Five myths about big data

Samuel Arbesman, senior scholar at the Ewing Marion Kauffman Foundation and the author of “The Half-Life of Facts” in the Washington Post: “Big data holds the promise of harnessing huge amounts of information to help us better understand the world. But when talking about big data, there’s a tendency to fall into hyperbole. It is what compels contrarians to write such tweets as “Big Data, n.: the belief that any sufficiently large pile of s— contains a pony.” Let’s deflate the hype.
1. “Big data” has a clear definition.
The term “big data” has been in circulation since at least the 1990s, when it is believed to have originated in Silicon Valley. IBM offers a seemingly simple definition: Big data is characterized by the four V’s of volume, variety, velocity and veracity. But the term is thrown around so often, in so many contexts — science, marketing, politics, sports — that its meaning has become vague and ambiguous….
2. Big data is new.
By many accounts, big data exploded onto the scene quite recently. “If wonks were fashionistas, big data would be this season’s hot new color,” a Reuters report quipped last year.
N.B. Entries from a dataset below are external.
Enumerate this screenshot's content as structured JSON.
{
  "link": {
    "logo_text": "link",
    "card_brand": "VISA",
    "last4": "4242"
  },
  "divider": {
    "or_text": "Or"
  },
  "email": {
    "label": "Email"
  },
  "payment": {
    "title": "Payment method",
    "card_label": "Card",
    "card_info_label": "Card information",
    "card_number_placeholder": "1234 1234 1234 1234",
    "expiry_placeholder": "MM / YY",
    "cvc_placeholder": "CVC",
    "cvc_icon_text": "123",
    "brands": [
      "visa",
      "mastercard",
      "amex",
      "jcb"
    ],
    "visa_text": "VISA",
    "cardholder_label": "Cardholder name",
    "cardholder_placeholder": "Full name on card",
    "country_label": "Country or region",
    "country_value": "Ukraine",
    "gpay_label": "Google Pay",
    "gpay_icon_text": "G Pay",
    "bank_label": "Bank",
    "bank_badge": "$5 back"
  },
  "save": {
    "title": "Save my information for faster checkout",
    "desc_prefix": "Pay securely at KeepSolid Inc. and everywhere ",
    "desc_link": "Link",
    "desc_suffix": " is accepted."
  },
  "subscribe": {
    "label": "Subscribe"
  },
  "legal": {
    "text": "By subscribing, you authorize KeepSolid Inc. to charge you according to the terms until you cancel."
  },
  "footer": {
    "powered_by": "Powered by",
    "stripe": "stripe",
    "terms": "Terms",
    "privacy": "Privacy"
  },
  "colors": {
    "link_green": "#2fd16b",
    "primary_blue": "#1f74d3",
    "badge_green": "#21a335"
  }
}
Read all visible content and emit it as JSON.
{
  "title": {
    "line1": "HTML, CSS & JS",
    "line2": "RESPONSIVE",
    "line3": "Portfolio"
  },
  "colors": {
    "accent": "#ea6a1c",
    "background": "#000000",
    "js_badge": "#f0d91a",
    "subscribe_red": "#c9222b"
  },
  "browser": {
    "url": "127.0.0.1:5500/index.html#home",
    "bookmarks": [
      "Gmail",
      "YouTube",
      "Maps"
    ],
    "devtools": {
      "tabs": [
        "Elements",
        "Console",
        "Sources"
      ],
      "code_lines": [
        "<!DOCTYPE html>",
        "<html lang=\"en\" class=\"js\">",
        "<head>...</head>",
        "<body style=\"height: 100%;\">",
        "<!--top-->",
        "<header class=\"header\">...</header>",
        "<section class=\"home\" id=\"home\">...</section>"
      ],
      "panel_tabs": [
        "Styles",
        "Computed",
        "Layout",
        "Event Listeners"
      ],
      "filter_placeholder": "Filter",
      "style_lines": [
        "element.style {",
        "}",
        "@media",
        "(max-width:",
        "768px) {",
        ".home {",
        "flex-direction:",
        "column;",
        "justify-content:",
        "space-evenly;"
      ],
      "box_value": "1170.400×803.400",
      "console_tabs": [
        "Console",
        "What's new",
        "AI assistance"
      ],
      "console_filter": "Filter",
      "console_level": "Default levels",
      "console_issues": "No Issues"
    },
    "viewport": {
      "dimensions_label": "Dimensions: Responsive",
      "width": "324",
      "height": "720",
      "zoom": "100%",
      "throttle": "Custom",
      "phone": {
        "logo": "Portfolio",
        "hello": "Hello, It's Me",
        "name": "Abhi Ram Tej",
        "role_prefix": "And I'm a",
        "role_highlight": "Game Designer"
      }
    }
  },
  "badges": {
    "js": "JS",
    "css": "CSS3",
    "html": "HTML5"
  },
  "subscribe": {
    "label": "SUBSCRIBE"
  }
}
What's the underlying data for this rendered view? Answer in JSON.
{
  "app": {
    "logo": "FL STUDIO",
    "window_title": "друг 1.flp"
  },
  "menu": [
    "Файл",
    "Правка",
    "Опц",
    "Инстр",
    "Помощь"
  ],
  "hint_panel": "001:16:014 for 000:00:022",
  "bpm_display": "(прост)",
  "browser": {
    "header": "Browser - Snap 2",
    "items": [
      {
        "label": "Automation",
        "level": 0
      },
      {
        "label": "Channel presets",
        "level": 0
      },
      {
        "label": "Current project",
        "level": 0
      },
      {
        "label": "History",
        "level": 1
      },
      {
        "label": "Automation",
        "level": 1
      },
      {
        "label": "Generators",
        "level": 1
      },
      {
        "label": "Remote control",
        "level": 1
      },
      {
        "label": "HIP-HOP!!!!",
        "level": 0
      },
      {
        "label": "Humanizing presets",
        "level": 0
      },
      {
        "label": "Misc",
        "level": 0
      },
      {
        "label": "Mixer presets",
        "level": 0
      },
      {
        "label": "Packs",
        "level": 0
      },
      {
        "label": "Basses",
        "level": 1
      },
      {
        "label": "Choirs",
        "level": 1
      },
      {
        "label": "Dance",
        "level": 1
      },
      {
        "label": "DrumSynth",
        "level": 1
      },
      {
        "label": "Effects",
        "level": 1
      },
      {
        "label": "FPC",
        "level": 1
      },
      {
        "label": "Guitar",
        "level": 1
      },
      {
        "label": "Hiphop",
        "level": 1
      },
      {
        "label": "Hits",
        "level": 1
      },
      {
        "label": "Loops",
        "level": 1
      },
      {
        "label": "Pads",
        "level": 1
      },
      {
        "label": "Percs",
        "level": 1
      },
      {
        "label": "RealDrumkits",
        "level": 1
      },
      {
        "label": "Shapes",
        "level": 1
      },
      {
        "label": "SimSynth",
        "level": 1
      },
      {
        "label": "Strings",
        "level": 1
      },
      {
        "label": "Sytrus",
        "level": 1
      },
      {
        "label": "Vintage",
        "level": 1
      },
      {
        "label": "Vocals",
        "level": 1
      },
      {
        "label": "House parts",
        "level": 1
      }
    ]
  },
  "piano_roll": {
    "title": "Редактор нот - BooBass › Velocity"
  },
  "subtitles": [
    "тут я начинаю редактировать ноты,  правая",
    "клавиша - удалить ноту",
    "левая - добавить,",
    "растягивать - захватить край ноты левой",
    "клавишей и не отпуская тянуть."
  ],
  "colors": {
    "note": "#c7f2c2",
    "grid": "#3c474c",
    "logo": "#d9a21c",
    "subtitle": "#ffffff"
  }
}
In a May 2011 report, the McKinsey Global Institute declared big data “the next frontier for innovation, competition, and productivity.”
It’s true that today we can mine massive amounts of data — textual, social, scientific and otherwise — using complex algorithms and computer power. But big data has been around for a long time. It’s just that exhaustive datasets were more exhausting to compile and study in the days when “computer” meant a person who performed calculations….
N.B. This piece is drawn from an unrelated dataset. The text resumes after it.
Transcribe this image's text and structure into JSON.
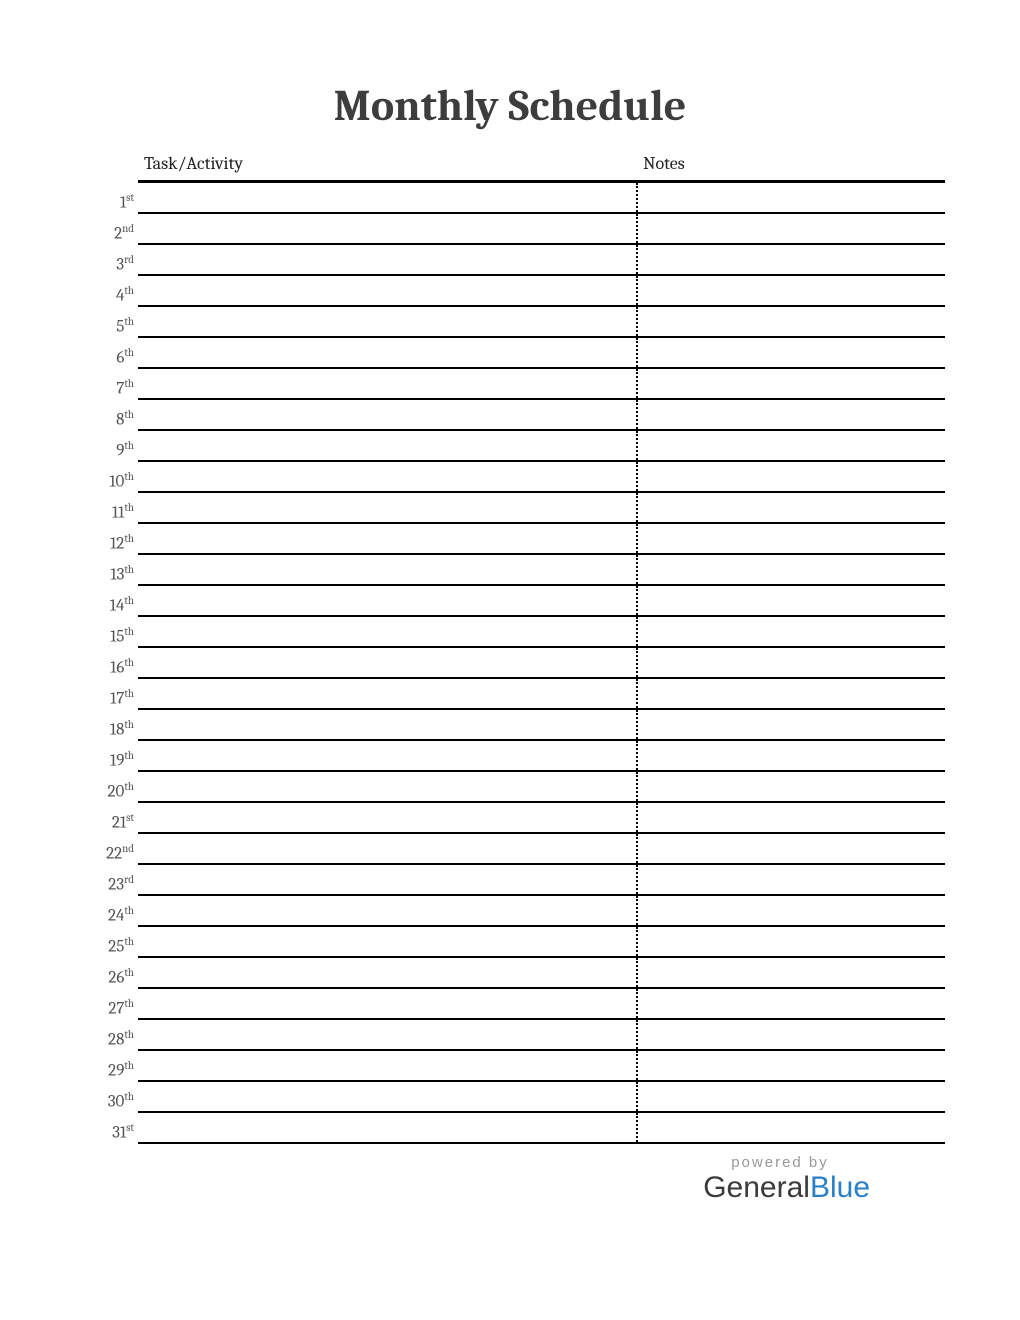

3. Big data is revolutionary.
In their new book, “Big Data: A Revolution That Will Transform How We Live, Work, and Think,”Viktor Mayer-Schonberger and Kenneth Cukier compare “the current data deluge” to the transformation brought about by the Gutenberg printing press.
If you want more precise advertising directed toward you, then yes, big data is revolutionary. Generally, though, it’s likely to have a modest and gradual impact on our lives….
4. Bigger data is better.
In science, some admittedly mind-blowing big-data analyses are being done. In business, companies are being told to “embrace big data before your competitors do.” But big data is not automatically better.
Really big datasets can be a mess. Unless researchers and analysts can reduce the number of variables and make the data more manageable, they get quantity without a whole lot of quality. Give me some quality medium data over bad big data any day…
5. Big data means the end of scientific theories.
Chris Anderson argued in a 2008 Wired essay that big data renders the scientific method obsolete: Throw enough data at an advanced machine-learning technique, and all the correlations and relationships will simply jump out. We’ll understand everything.
But you can’t just go fishing for correlations and hope they will explain the world. If you’re not careful, you’ll end up with spurious correlations. Even more important, to contend with the “why” of things, we still need ideas, hypotheses and theories. If you don’t have good questions, your results can be silly and meaningless.
Having more data won’t substitute for thinking hard, recognizing anomalies and exploring deep truths.”